As you know, I am a big fan of de-cluttering and organising. It makes for overall daily time saving, which in turn can be spent with my family. So I’ll hand over to Drew from Big Yellow Self Storage, who is a bit of an expert when it comes to de-cluttering.
Decluttering the home is a liberating exercise, if hard work. We all need to have a rid out every so often since clutter is one of those things that creeps up unnoticed. Before you know it your home is filled with stuff you don’t use and there’s no space for the things you do. Here are a few tips to help you get (and stay) on top of clutter:
The Three-Pile Strategy
Major decluttering tasks need a systemised approach otherwise they can overwhelm you. That feeling of being overwhelmed comes from not knowing what to do next, so by putting a system into place you know exactly where you are and what’s next in the process.
Pick a room and earmark three distinct areas (keep, bin and donate/sell) for items from just that room. Don’t try to declutter more than one room at a time otherwise you’ll end up running from room to room and create a muddle. Be ruthless about what goes into each pile. When everything is assembled in the allotted space, deal with them accordingly, again working one pile at a time: First, throw out the trash; second, find homes for the ‘keep’ items, and thirdly set about the selling/donating of items.
Be firm about selling, donating or recycle. Don’t let those items creep back into general storage in the room.
Use Hidden Spaces
Hidden spaces include:
• Wardrobes that could hold shoe organisers or plastic baskets for small items like scarves or even larger folded items that might otherwise fill up drawers.
• Under beds, where plastic storage boxes can house either bedding, toys or rarely used sports equipment.
• Kitchen drawers, where the addition of a drawer divider could provide more organised storage for small utensils.
• Behind cupboard or pantry doors where hooks can provide housing for gym bags, vacuum cleaner tools, outdoor clothing or laundry bags. If items are lifted up from the floor, there is instantly a feeling of more space.
Look Up for More Unused Space
The vertical space in rooms is often overlooked. High floating shelving a foot or so below ceiling height provides a frame for the room and can be used to display all sorts of items from books to ornaments and collections.
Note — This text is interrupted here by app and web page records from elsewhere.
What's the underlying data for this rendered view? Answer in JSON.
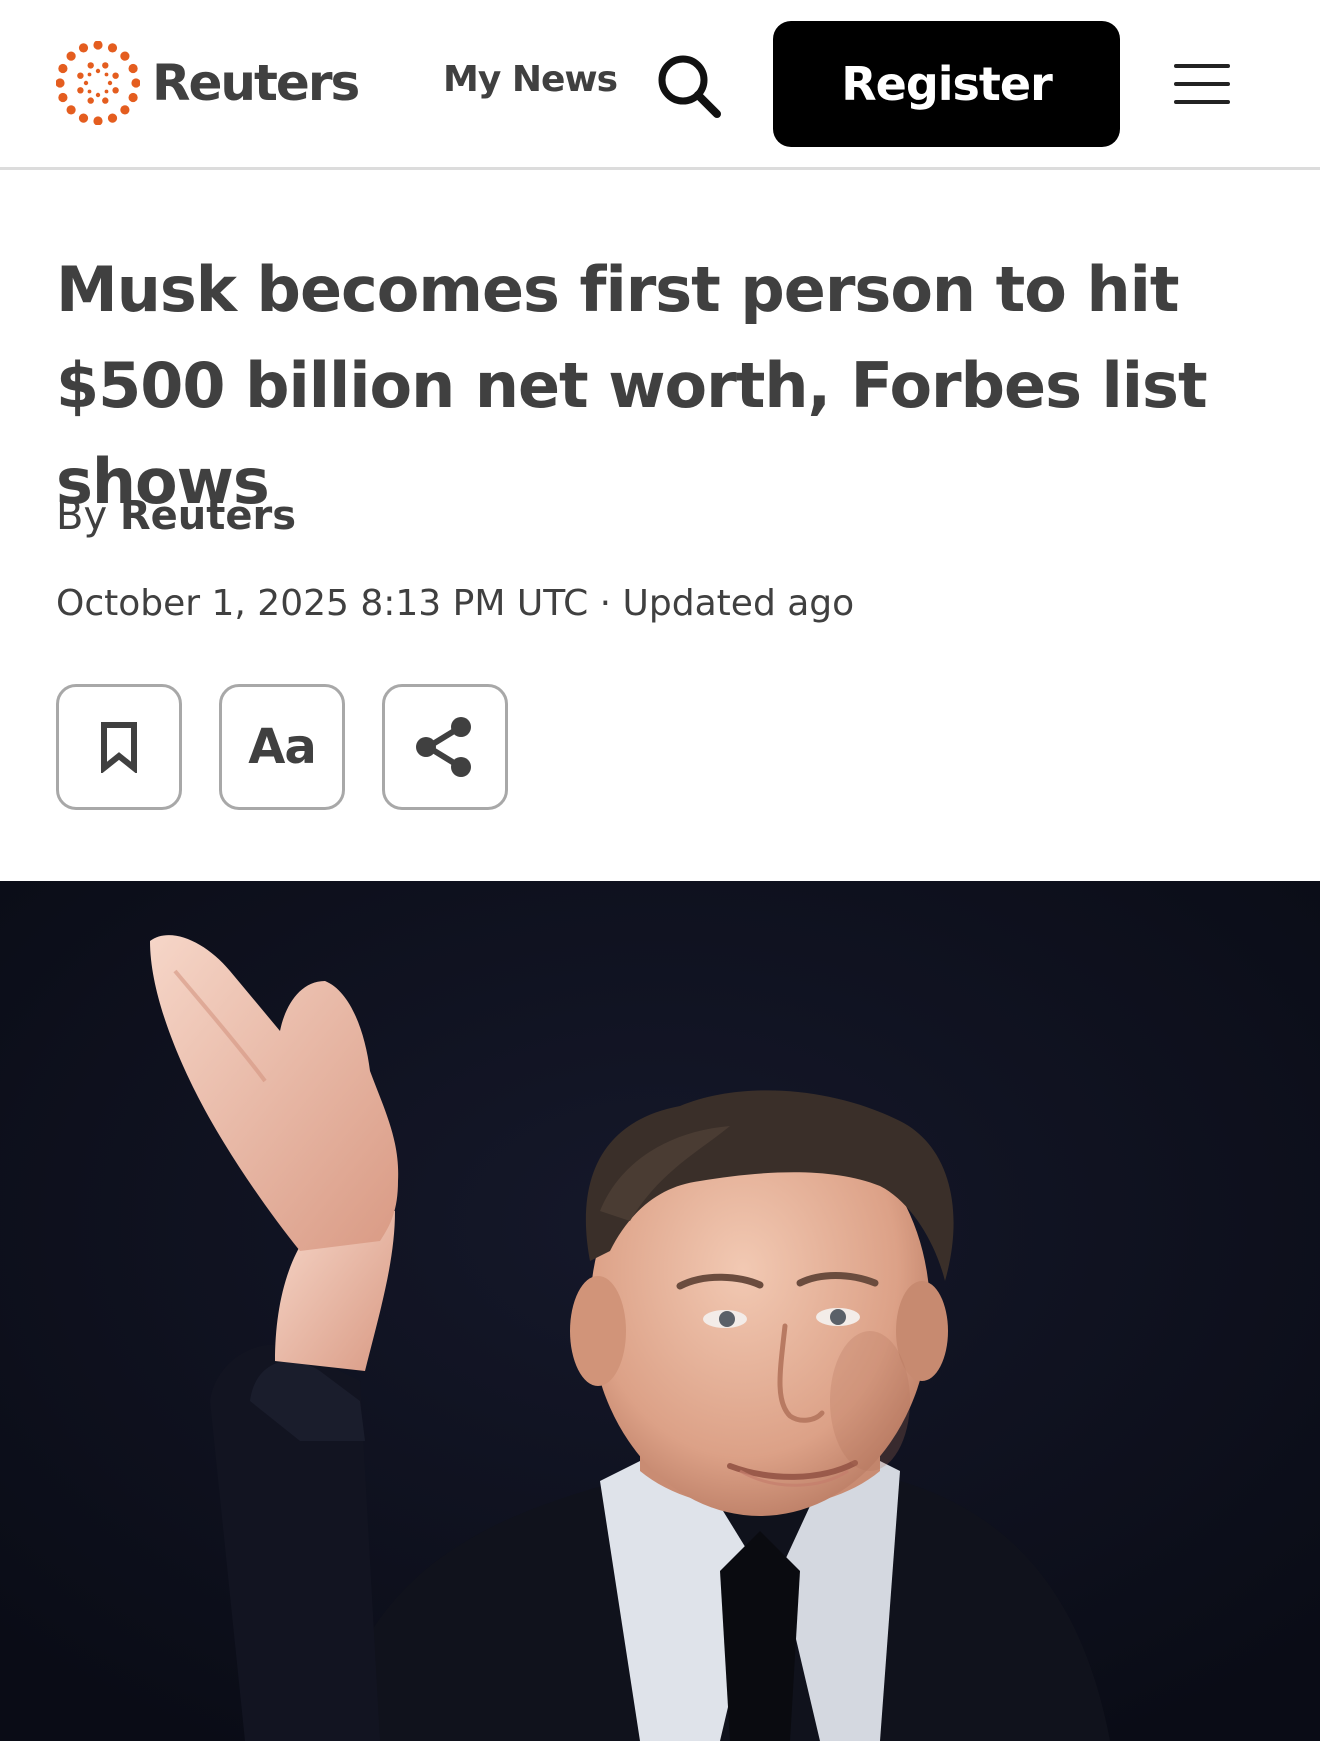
{
  "header": {
    "logo_text": "Reuters",
    "my_news_label": "My News",
    "register_label": "Register",
    "search_icon": "search-icon",
    "menu_icon": "hamburger-menu-icon"
  },
  "article": {
    "headline": "Musk becomes first person to hit $500 billion net worth, Forbes list shows",
    "byline_prefix": "By",
    "byline_author": "Reuters",
    "dateline": "October 1, 2025 8:13 PM UTC · Updated ago",
    "tools": {
      "bookmark_icon": "bookmark-icon",
      "text_size_label": "Aa",
      "share_icon": "share-icon"
    }
  },
  "colors": {
    "logo_orange": "#e45d1f",
    "text": "#404040",
    "register_bg": "#000000",
    "hero_bg": "#0d0f1a"
  }
}
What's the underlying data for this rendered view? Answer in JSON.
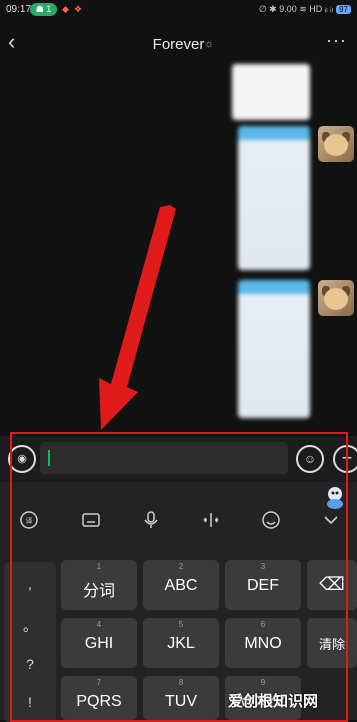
{
  "status": {
    "time": "09:17",
    "badge": "1",
    "right_text": "∅ ✱ 9.00 ≋ HD ᵢₗ ᵢₗ",
    "battery": "97"
  },
  "header": {
    "title": "Forever",
    "more": "···"
  },
  "input": {
    "voice_icon": "voice-icon",
    "emoji_icon": "emoji-icon",
    "plus_icon": "plus-icon"
  },
  "toolbar": {
    "items": [
      "translate-icon",
      "keyboard-icon",
      "mic-icon",
      "cursor-move-icon",
      "emoji-icon",
      "collapse-icon"
    ]
  },
  "keyboard": {
    "side": [
      ",",
      "。",
      "?",
      "!"
    ],
    "rows": [
      [
        {
          "num": "1",
          "label": "分词"
        },
        {
          "num": "2",
          "label": "ABC"
        },
        {
          "num": "3",
          "label": "DEF"
        }
      ],
      [
        {
          "num": "4",
          "label": "GHI"
        },
        {
          "num": "5",
          "label": "JKL"
        },
        {
          "num": "6",
          "label": "MNO"
        }
      ],
      [
        {
          "num": "7",
          "label": "PQRS"
        },
        {
          "num": "8",
          "label": "TUV"
        },
        {
          "num": "9",
          "label": "WXYZ"
        }
      ]
    ],
    "delete_label": "⌫",
    "clear_label": "清除"
  },
  "watermark": "爱创根知识网",
  "colors": {
    "accent": "#07c160",
    "arrow": "#e01b1b"
  }
}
One advantage of putting up high shelves for precious items is that they’re mostly out of sight — and definitely out of reach — of curious little fingers.
Organising Kids’ Rooms
Children’s bedrooms can quickly become clutter magnets. Here again shelving can become a best friend. Position them low so they’re within child reach and provide colourful storage boxes to house collections of small toys. Label each box with clear, bold letters that can become a game for very young children just learning to recognise letters and words.
Cabin and Captain beds can help reduce the clutter and also provide children with play or homework areas all within the same footprint as a standard bed. Another idea is to use an ottoman bed that provides plenty of hidden storage beneath the mattress base. These are ideal for those little used, larger items such as seasonal sports or garden games equipment or larger indoor toys and games that don’t get used daily.
Decluttering can be hard work, and stressful for some people. One way to minimise the need to regularly declutter different rooms is to be strict about zoning off areas of the house for specific tasks.
If, for instance, if you work from home, create an office area and make it a rule that office equipment, such as pens and staplers, don’t get removed.
Extended, off-site Storage
A new idea that’s catching on fast is to utilise self storage facilities for those items you want to keep but have no room for at home. Examples include garden machinery that’s only used during the summer, spending winter cluttering up the shed or garage and slowly rusting in the damp conditions. With self storage room sizes starting from around the size of a large locker and going up from there, it’s a cost effective solution that allows you to hang onto precious or expensive items that otherwise take up valuable space at home.
By being systematic and making decluttering a regular priority, it’ll go that much faster and be much less of a chore. As an added bonus, even the smallest of houses will feel more spacious and comfortable.